▸ **Supplied records**:
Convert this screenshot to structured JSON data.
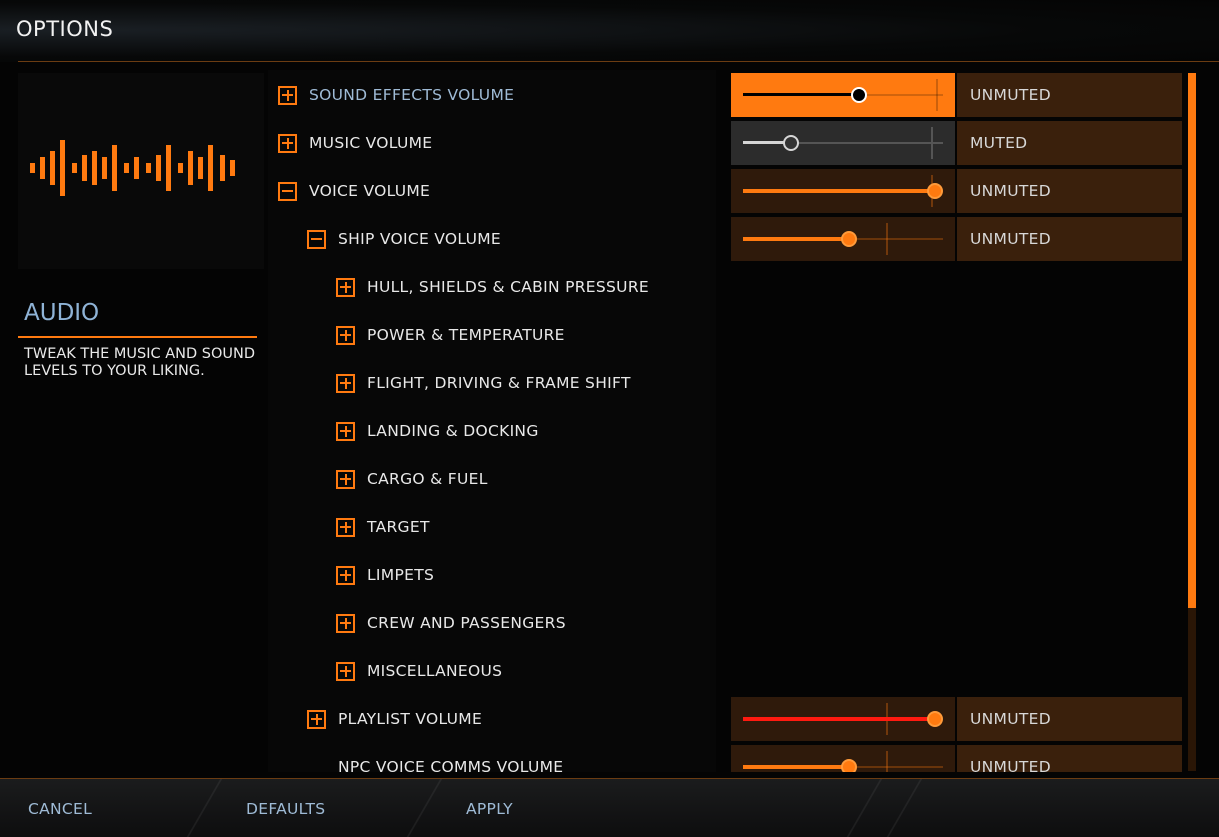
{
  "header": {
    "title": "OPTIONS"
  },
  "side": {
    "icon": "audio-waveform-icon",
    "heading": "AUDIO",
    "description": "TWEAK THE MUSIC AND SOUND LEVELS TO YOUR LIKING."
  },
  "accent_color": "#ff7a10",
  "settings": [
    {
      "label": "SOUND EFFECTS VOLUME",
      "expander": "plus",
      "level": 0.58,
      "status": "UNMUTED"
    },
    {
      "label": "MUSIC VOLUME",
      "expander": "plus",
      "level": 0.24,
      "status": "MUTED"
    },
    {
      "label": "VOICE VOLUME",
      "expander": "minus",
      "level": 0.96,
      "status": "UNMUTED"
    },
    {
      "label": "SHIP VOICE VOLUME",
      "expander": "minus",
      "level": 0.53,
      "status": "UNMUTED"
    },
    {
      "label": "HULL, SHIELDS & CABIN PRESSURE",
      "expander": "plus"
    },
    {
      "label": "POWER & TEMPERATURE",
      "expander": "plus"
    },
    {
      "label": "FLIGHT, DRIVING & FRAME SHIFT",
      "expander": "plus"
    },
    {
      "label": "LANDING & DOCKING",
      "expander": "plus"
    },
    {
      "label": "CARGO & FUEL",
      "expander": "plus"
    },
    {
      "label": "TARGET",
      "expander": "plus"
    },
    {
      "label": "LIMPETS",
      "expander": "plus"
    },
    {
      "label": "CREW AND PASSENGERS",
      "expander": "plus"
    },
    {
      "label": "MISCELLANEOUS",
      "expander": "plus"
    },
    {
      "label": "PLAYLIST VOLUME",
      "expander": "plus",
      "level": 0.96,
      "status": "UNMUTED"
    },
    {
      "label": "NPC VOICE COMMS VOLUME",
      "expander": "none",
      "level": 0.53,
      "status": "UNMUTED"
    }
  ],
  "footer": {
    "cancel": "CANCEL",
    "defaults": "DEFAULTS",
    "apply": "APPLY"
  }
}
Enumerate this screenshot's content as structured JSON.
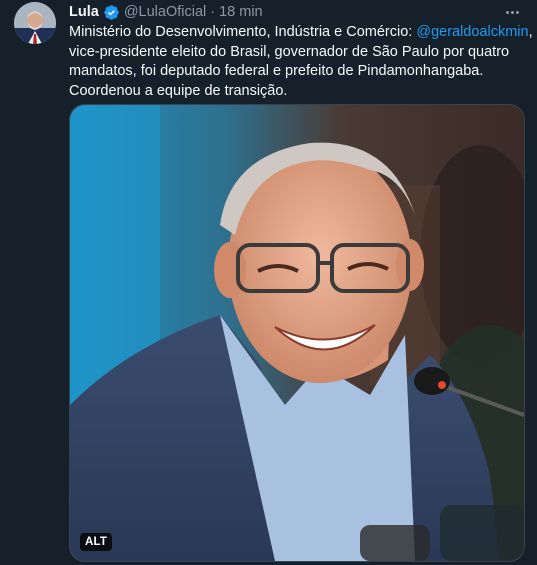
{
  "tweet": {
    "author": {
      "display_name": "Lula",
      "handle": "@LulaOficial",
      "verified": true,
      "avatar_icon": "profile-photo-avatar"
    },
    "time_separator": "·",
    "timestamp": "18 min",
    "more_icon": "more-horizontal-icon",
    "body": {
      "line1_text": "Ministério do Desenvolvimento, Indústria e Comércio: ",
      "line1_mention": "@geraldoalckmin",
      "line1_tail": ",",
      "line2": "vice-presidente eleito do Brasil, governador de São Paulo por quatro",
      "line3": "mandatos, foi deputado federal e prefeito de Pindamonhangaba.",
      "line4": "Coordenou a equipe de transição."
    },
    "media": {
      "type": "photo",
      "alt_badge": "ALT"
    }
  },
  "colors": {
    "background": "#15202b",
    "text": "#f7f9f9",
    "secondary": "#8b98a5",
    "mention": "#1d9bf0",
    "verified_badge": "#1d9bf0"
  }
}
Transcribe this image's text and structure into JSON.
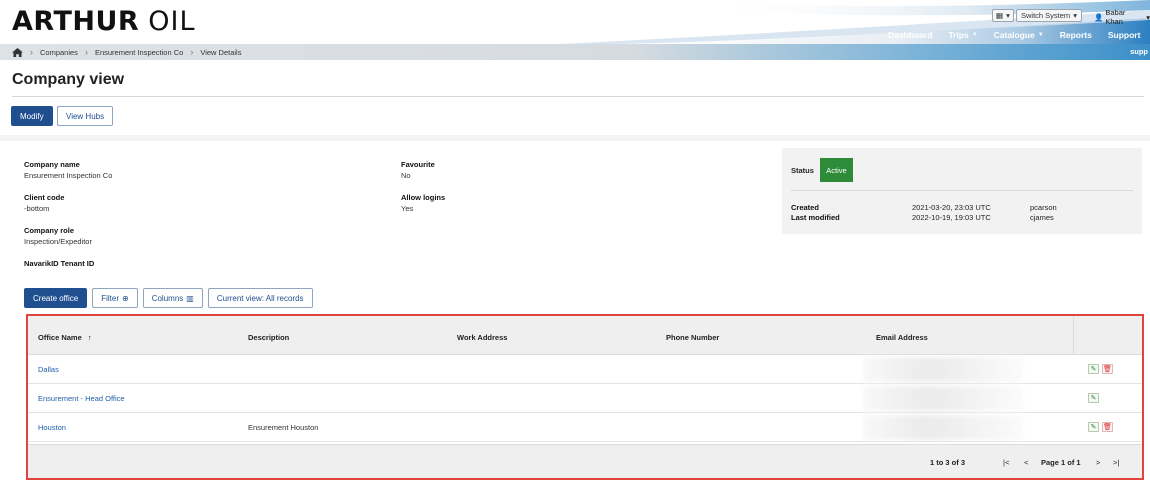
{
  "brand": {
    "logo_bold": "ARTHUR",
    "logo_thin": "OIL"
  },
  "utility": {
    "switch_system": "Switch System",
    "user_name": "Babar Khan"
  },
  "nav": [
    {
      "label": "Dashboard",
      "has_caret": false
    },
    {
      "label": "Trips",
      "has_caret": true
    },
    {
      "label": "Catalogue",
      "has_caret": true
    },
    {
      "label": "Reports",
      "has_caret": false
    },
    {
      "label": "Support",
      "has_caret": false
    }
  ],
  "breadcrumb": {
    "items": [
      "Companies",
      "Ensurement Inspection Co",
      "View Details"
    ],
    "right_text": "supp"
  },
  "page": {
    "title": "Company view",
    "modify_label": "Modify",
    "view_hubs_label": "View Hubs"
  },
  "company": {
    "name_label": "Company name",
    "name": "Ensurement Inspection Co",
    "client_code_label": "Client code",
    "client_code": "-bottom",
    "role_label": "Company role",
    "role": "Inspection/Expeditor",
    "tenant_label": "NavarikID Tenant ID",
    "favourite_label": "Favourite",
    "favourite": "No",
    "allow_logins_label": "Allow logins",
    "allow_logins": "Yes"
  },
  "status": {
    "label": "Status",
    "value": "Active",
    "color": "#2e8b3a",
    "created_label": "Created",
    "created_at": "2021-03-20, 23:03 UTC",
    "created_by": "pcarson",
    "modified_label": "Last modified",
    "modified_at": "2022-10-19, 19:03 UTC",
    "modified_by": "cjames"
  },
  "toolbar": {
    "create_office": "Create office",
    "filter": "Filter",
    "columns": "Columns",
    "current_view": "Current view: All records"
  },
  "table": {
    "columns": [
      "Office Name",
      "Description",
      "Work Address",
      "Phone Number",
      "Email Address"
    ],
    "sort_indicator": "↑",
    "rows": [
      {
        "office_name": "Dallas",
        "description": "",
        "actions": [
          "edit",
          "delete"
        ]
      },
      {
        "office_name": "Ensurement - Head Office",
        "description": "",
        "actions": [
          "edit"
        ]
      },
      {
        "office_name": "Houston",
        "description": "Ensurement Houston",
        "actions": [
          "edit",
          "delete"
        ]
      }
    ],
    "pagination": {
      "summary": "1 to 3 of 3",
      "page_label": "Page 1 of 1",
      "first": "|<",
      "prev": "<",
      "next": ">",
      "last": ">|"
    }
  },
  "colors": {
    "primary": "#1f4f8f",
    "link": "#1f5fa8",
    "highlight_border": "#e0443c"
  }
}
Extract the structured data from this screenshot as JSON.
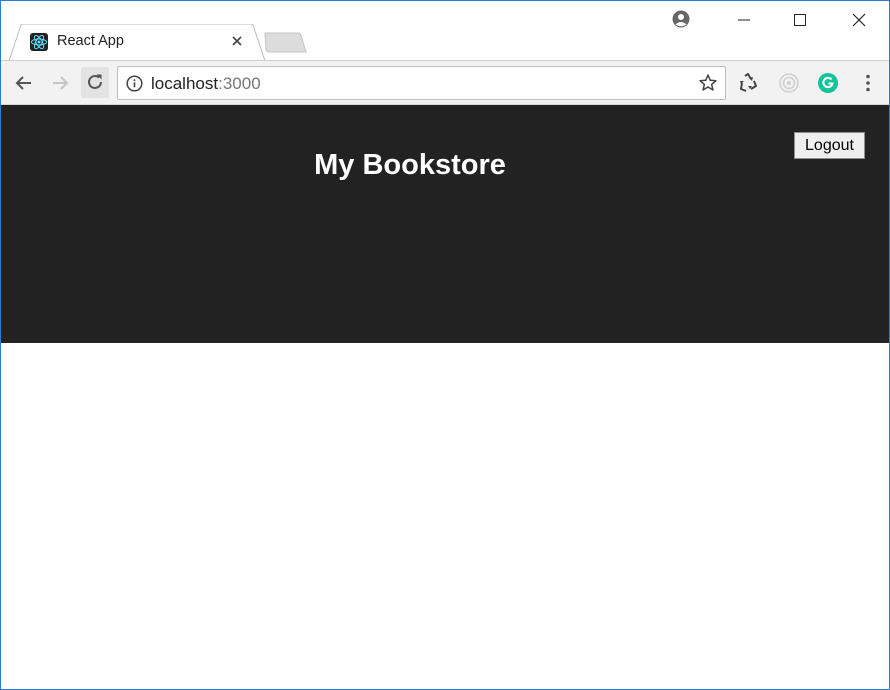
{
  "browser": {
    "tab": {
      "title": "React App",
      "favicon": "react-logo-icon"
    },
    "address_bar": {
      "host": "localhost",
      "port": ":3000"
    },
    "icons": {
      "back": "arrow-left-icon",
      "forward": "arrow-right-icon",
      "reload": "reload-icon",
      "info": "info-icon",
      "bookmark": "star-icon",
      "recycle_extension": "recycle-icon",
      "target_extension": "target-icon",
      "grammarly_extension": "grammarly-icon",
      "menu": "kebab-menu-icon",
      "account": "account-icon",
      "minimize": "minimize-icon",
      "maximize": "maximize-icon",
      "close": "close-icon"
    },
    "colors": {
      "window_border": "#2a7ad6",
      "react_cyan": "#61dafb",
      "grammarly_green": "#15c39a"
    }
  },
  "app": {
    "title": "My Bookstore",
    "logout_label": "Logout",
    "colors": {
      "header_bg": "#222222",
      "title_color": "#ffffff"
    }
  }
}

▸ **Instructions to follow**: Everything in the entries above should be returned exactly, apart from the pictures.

▸ **Solution to the problem**:
Convert this screenshot to structured JSON data.
{
  "header": {
    "title": "OPTIONS"
  },
  "side": {
    "icon": "audio-waveform-icon",
    "heading": "AUDIO",
    "description": "TWEAK THE MUSIC AND SOUND LEVELS TO YOUR LIKING."
  },
  "accent_color": "#ff7a10",
  "settings": [
    {
      "label": "SOUND EFFECTS VOLUME",
      "expander": "plus",
      "level": 0.58,
      "status": "UNMUTED"
    },
    {
      "label": "MUSIC VOLUME",
      "expander": "plus",
      "level": 0.24,
      "status": "MUTED"
    },
    {
      "label": "VOICE VOLUME",
      "expander": "minus",
      "level": 0.96,
      "status": "UNMUTED"
    },
    {
      "label": "SHIP VOICE VOLUME",
      "expander": "minus",
      "level": 0.53,
      "status": "UNMUTED"
    },
    {
      "label": "HULL, SHIELDS & CABIN PRESSURE",
      "expander": "plus"
    },
    {
      "label": "POWER & TEMPERATURE",
      "expander": "plus"
    },
    {
      "label": "FLIGHT, DRIVING & FRAME SHIFT",
      "expander": "plus"
    },
    {
      "label": "LANDING & DOCKING",
      "expander": "plus"
    },
    {
      "label": "CARGO & FUEL",
      "expander": "plus"
    },
    {
      "label": "TARGET",
      "expander": "plus"
    },
    {
      "label": "LIMPETS",
      "expander": "plus"
    },
    {
      "label": "CREW AND PASSENGERS",
      "expander": "plus"
    },
    {
      "label": "MISCELLANEOUS",
      "expander": "plus"
    },
    {
      "label": "PLAYLIST VOLUME",
      "expander": "plus",
      "level": 0.96,
      "status": "UNMUTED"
    },
    {
      "label": "NPC VOICE COMMS VOLUME",
      "expander": "none",
      "level": 0.53,
      "status": "UNMUTED"
    }
  ],
  "footer": {
    "cancel": "CANCEL",
    "defaults": "DEFAULTS",
    "apply": "APPLY"
  }
}
Enumerate this screenshot's content as structured JSON.
{
  "tweet": {
    "author": {
      "display_name": "Lula",
      "handle": "@LulaOficial",
      "verified": true,
      "avatar_icon": "profile-photo-avatar"
    },
    "time_separator": "·",
    "timestamp": "18 min",
    "more_icon": "more-horizontal-icon",
    "body": {
      "line1_text": "Ministério do Desenvolvimento, Indústria e Comércio: ",
      "line1_mention": "@geraldoalckmin",
      "line1_tail": ",",
      "line2": "vice-presidente eleito do Brasil, governador de São Paulo por quatro",
      "line3": "mandatos, foi deputado federal e prefeito de Pindamonhangaba.",
      "line4": "Coordenou a equipe de transição."
    },
    "media": {
      "type": "photo",
      "alt_badge": "ALT"
    }
  },
  "colors": {
    "background": "#15202b",
    "text": "#f7f9f9",
    "secondary": "#8b98a5",
    "mention": "#1d9bf0",
    "verified_badge": "#1d9bf0"
  }
}
Transcribe this image's text and structure into JSON.
{
  "brand": {
    "logo_bold": "ARTHUR",
    "logo_thin": "OIL"
  },
  "utility": {
    "switch_system": "Switch System",
    "user_name": "Babar Khan"
  },
  "nav": [
    {
      "label": "Dashboard",
      "has_caret": false
    },
    {
      "label": "Trips",
      "has_caret": true
    },
    {
      "label": "Catalogue",
      "has_caret": true
    },
    {
      "label": "Reports",
      "has_caret": false
    },
    {
      "label": "Support",
      "has_caret": false
    }
  ],
  "breadcrumb": {
    "items": [
      "Companies",
      "Ensurement Inspection Co",
      "View Details"
    ],
    "right_text": "supp"
  },
  "page": {
    "title": "Company view",
    "modify_label": "Modify",
    "view_hubs_label": "View Hubs"
  },
  "company": {
    "name_label": "Company name",
    "name": "Ensurement Inspection Co",
    "client_code_label": "Client code",
    "client_code": "-bottom",
    "role_label": "Company role",
    "role": "Inspection/Expeditor",
    "tenant_label": "NavarikID Tenant ID",
    "favourite_label": "Favourite",
    "favourite": "No",
    "allow_logins_label": "Allow logins",
    "allow_logins": "Yes"
  },
  "status": {
    "label": "Status",
    "value": "Active",
    "color": "#2e8b3a",
    "created_label": "Created",
    "created_at": "2021-03-20, 23:03 UTC",
    "created_by": "pcarson",
    "modified_label": "Last modified",
    "modified_at": "2022-10-19, 19:03 UTC",
    "modified_by": "cjames"
  },
  "toolbar": {
    "create_office": "Create office",
    "filter": "Filter",
    "columns": "Columns",
    "current_view": "Current view: All records"
  },
  "table": {
    "columns": [
      "Office Name",
      "Description",
      "Work Address",
      "Phone Number",
      "Email Address"
    ],
    "sort_indicator": "↑",
    "rows": [
      {
        "office_name": "Dallas",
        "description": "",
        "actions": [
          "edit",
          "delete"
        ]
      },
      {
        "office_name": "Ensurement - Head Office",
        "description": "",
        "actions": [
          "edit"
        ]
      },
      {
        "office_name": "Houston",
        "description": "Ensurement Houston",
        "actions": [
          "edit",
          "delete"
        ]
      }
    ],
    "pagination": {
      "summary": "1 to 3 of 3",
      "page_label": "Page 1 of 1",
      "first": "|<",
      "prev": "<",
      "next": ">",
      "last": ">|"
    }
  },
  "colors": {
    "primary": "#1f4f8f",
    "link": "#1f5fa8",
    "highlight_border": "#e0443c"
  }
}
Extract the structured data from this screenshot as JSON.
{
  "browser": {
    "tab": {
      "title": "React App",
      "favicon": "react-logo-icon"
    },
    "address_bar": {
      "host": "localhost",
      "port": ":3000"
    },
    "icons": {
      "back": "arrow-left-icon",
      "forward": "arrow-right-icon",
      "reload": "reload-icon",
      "info": "info-icon",
      "bookmark": "star-icon",
      "recycle_extension": "recycle-icon",
      "target_extension": "target-icon",
      "grammarly_extension": "grammarly-icon",
      "menu": "kebab-menu-icon",
      "account": "account-icon",
      "minimize": "minimize-icon",
      "maximize": "maximize-icon",
      "close": "close-icon"
    },
    "colors": {
      "window_border": "#2a7ad6",
      "react_cyan": "#61dafb",
      "grammarly_green": "#15c39a"
    }
  },
  "app": {
    "title": "My Bookstore",
    "logout_label": "Logout",
    "colors": {
      "header_bg": "#222222",
      "title_color": "#ffffff"
    }
  }
}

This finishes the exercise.